The Guardian reports the Erdogan government has now fired more than 15,000 employees at the education ministry, 257 officials at the prime minister's office, and 492 clerics at the directorate for religious affairs, while demanding the resignation of 1,500 university deans.
Erdogan made his announcement in a live television broadcast late on Wednesday evening in front of assembled government ministers after a meeting of the National Security Council that lasted almost five hours.
Turkey has always been polarized between Erdogan's supporters and his critics over his Islamist and autocratic tendencies, but on the night of July 15, he was able to turn tens of thousands of supporters into the streets, making a call through TV channels against the coup attempt.
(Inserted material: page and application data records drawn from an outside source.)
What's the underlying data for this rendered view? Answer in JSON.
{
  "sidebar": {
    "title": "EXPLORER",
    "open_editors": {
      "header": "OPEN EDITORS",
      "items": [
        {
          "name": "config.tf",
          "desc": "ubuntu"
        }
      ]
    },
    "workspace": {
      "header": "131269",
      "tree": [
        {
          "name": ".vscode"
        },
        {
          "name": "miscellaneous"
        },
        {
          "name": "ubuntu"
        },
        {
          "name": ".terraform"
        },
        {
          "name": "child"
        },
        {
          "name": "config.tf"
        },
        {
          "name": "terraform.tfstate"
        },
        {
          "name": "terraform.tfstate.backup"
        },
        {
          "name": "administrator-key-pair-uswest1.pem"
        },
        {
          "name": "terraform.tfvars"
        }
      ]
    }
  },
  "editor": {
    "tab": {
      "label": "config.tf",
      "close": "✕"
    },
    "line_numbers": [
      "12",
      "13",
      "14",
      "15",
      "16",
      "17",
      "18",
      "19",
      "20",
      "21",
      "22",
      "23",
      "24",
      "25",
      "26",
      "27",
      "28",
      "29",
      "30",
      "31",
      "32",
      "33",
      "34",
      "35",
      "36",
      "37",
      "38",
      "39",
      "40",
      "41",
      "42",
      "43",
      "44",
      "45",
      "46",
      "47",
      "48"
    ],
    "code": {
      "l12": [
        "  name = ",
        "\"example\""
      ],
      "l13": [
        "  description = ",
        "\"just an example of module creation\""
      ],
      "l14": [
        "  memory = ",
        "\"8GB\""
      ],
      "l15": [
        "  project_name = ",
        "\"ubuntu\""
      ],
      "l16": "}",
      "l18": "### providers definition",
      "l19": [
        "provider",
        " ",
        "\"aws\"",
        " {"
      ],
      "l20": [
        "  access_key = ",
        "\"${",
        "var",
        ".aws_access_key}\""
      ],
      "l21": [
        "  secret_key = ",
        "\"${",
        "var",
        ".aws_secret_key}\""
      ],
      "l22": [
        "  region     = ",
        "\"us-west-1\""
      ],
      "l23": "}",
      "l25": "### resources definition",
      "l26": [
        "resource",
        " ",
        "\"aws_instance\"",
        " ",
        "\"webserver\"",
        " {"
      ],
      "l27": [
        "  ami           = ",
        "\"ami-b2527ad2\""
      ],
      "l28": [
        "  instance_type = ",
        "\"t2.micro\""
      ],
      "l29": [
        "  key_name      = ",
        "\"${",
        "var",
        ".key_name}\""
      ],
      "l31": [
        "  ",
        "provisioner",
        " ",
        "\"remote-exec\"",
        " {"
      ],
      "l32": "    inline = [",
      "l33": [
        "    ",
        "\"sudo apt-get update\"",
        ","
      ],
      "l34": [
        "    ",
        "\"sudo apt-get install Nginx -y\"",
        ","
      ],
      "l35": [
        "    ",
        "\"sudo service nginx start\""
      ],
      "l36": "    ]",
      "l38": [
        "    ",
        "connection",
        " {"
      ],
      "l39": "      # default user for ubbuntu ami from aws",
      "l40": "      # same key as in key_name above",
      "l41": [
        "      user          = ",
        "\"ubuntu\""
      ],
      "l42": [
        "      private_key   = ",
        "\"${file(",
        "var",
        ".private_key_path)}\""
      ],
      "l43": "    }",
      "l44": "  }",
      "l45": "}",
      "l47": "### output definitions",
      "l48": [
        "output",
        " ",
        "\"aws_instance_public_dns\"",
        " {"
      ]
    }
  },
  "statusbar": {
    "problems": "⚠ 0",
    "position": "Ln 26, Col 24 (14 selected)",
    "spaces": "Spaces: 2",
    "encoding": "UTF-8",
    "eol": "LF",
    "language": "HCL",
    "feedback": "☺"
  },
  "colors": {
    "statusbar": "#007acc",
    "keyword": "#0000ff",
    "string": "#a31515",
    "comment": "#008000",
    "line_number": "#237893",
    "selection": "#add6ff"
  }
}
Erdogan and U.S. President Barack Obama discussed the status of Gulen during a call on Tuesday, the White House said.
He will chair meetings in his palace on Wednesday of the cabinet and the National Security Council, after which a series of emergency measures are expected to be announced.
"While there has been global and unanimous support for the democratically elected government of Turkey in reaction to the military coup, the measures introduced today go in the wrong direction", the association said.
Days after a failed coup attempt in Turkey, the country's jets carried out cross-border strikes against Kurdish rebel targets in northern Iraq, killing some 20 alleged militants, state media reported Wednesday.
More than 50,000 state officials have been sacked or suspended.
The state of emergency was needed "in order to remove swiftly all the elements of the terrorist organisation involved in the coup attempt", Erdogan said at the presidential palace in Ankara.
"There's very little the USA can do further militarily in Syria without the co-operation of the Turkish military".
Soldiers in Istanbul opened fire on protesters and fighting erupted in Ankara, with planes bombing the parliament building. "We can say that by not accepting the offer, he paved the way for its failure", the agency quoted Turkkan as saying.
Amid the round-up of alleged coup plotters, the shadow of the death penalty hovers, with Erdogan refusing to rule out the return of capital punishment despite warnings from Brussels that this would end Turkey's European Union ambitions.
The cleric, Fethullah Gulen, has denied all knowledge of the coup - and has suggested that President Recep Tayyip Erdogan's government could have staged the coup as a way of consolidating power and eliminating government opponents.